The life of Alan Turing (1912–1954) is as compelling a tale as the history of mathematics can boast. It is the story of genius, of courage, and of utter tragedy.

This is the subject of David Leavitt’s book, *The Man Who Knew Too Much: Alan Turing and the Invention of the Computer*, published by Norton in 2006. Leavitt did significant research for this volume and now and then was able to turn a phrase with the best of them. In its review, *American Scientist* described the work as a “commendable job,” and the *New York Times* used adjectives like “skillful” and “literate.”

Clearly, Leavitt’s book has its fans. But I am writing for MAA Reviews, and so I find it appropriate to address the *mathematical* content of the book. And, on this front, *The Man Who Knew Too Much* is a nightmare in print.

Leavitt’s math errors are frequent and egregious. For instance, on p. 129 he defines the zeta function as follows: \[ \zeta(x) = 1 + \frac12 + \frac1{3^{\mathrm{x}}} + \dots \frac{1}{\mathrm{nx}}\dots .\]

Here is an expression with *four* glaring errors. First, Leavitt italicizes “*x*” on the left side of the equation but not on the right. Second, he forgets the exponent “*x*” above the “2” in the second term on the right side, even though he puts an exponent “x” above the “3” in the third. Next, he fails to surround the final fraction by “+” signs, before and after. Finally, that final fraction should be \(\frac{1}{n^x}\) rather than \(\frac{1}{\mathrm{nx}}\), which is a very different thing.

Matters are equally garbled in a footnote on p. 220, where Leavitt addresses the four-color theorem that, he says, had been “proven in 1997.” According to him, the theorem states that, when coloring a map, “… you will need a minimum of four colors if no two adjoining regions are to be the same color.”

Now, think about this for a moment. If we had a map of the four adjacent U.S. states Illinois, Indiana, Ohio, and Pennsylvania, we could color them with just two colors: Illinois in red, Indiana in blue, Ohio in red, and Pennsylvania in blue. No two adjoining regions would be the same color, yet we would have colored our map with fewer than the “minimum of four colors” that Leavitt claimed was necessary.

The actual four-color theorem guarantees that a *maximum* of four colors will do the job for any planar map. And it was proved in 1976. So, Leavitt not only confused “minimum” and “maximum,” but got the date wrong by almost two decades. This is laughably bad.

For another example, consider Leavitt’s discussion of Mersenne primes on p. 234. He there credits Julia Robinson with proving that “ \(2_{521}-1\)” is a prime. Hmmm. It made me wonder if he would write the Pythagorean theorem as “\(a_2+b_2=c_2\).” And it was Raphael Robinson, not his wife Julia; his paper is easily found online.

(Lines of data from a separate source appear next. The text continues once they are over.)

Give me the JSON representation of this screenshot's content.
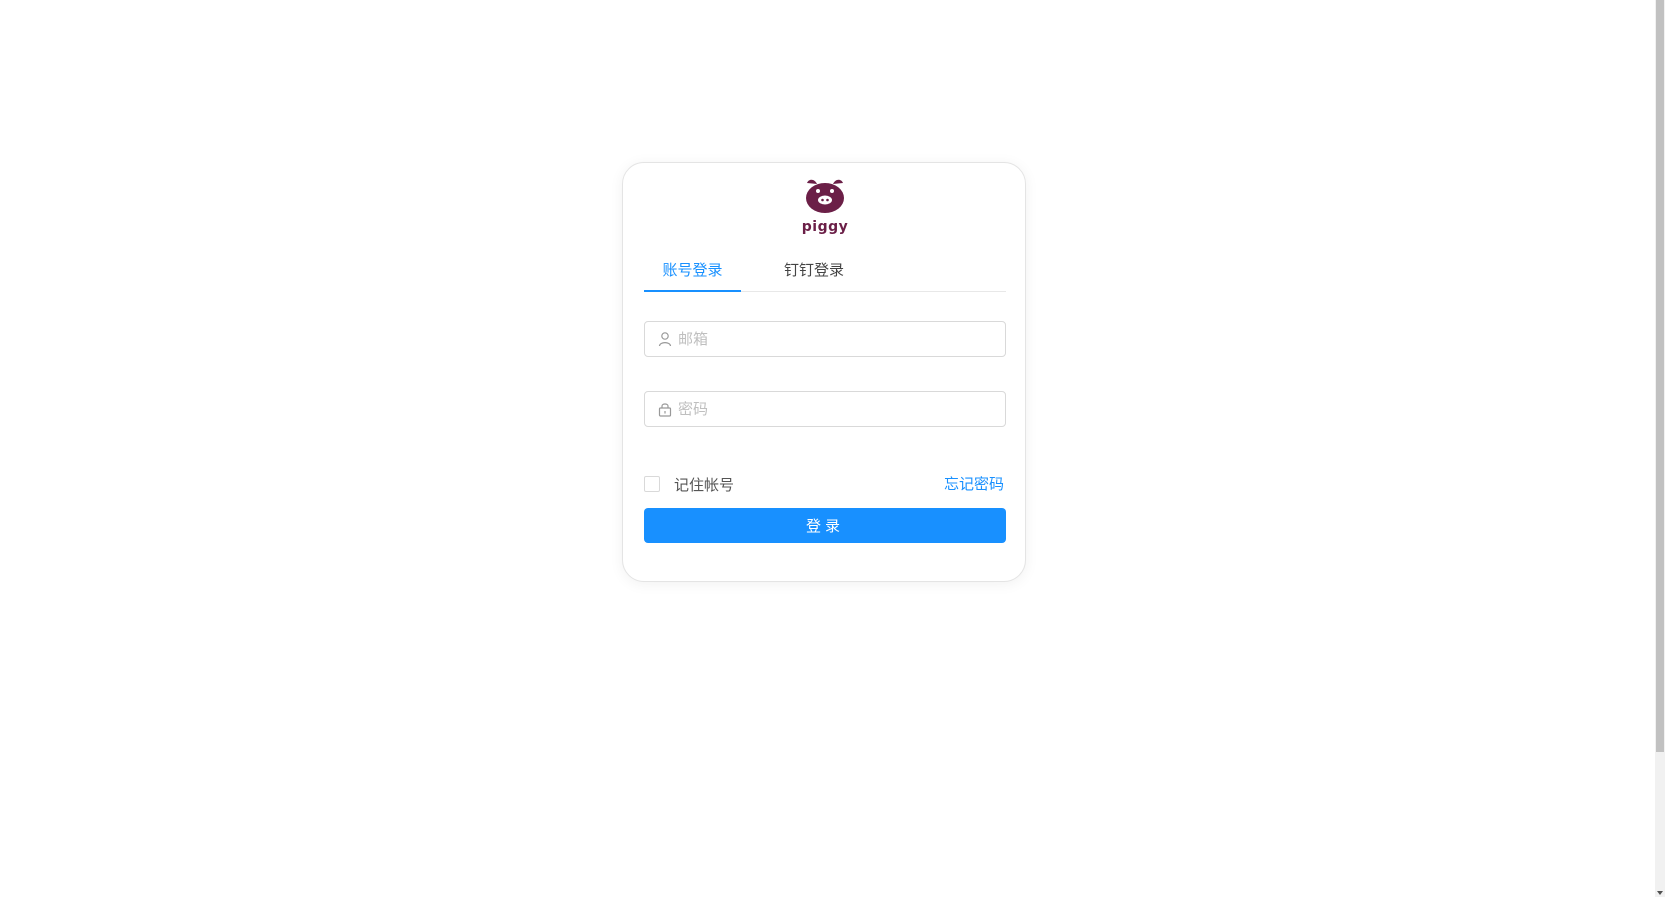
{
  "brand": {
    "name": "piggy",
    "logo_icon": "pig-face-icon",
    "color": "#6b1f47"
  },
  "tabs": [
    {
      "label": "账号登录",
      "active": true
    },
    {
      "label": "钉钉登录",
      "active": false
    }
  ],
  "form": {
    "email": {
      "placeholder": "邮箱",
      "value": "",
      "icon": "user-icon"
    },
    "password": {
      "placeholder": "密码",
      "value": "",
      "icon": "lock-icon"
    },
    "remember_label": "记住帐号",
    "remember_checked": false,
    "forgot_label": "忘记密码",
    "submit_label": "登录"
  },
  "colors": {
    "accent": "#1890ff",
    "border": "#d9d9d9",
    "placeholder": "#bfbfbf"
  }
}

The effect of such mathematical sloppiness is to erode confidence in everything else. If the author couldn’t tell the difference between an exponent and a subscript, or couldn’t state the four-color theorem correctly, or couldn’t copy down the equation of the zeta function, then what else did he get wrong? This sort of thing destroys credibility in a jiffy.

Leavitt is a novelist, not a mathematician, so some people might overlook these infelicities. But I doubt that readers would be as forgiving if I published a book on baseball in which I described a game that was won “by two free throws scored on penalty kicks at the 18th hole.” Anyone seeing such a sentence would conclude immediately that I had never played an inning of baseball. In like manner, anyone reading Leavitt will readily conclude that the author has never done a lick of mathematics.

There might be readers who enjoy this book. But from a mathematical viewpoint, David Leavitt is the man who knew too little.

William Dunham is currently Research Associate in Mathematics at Bryn Mawr College. He is the author of many books, and most recently was one of the editors of *The G. H. Hardy Reader*.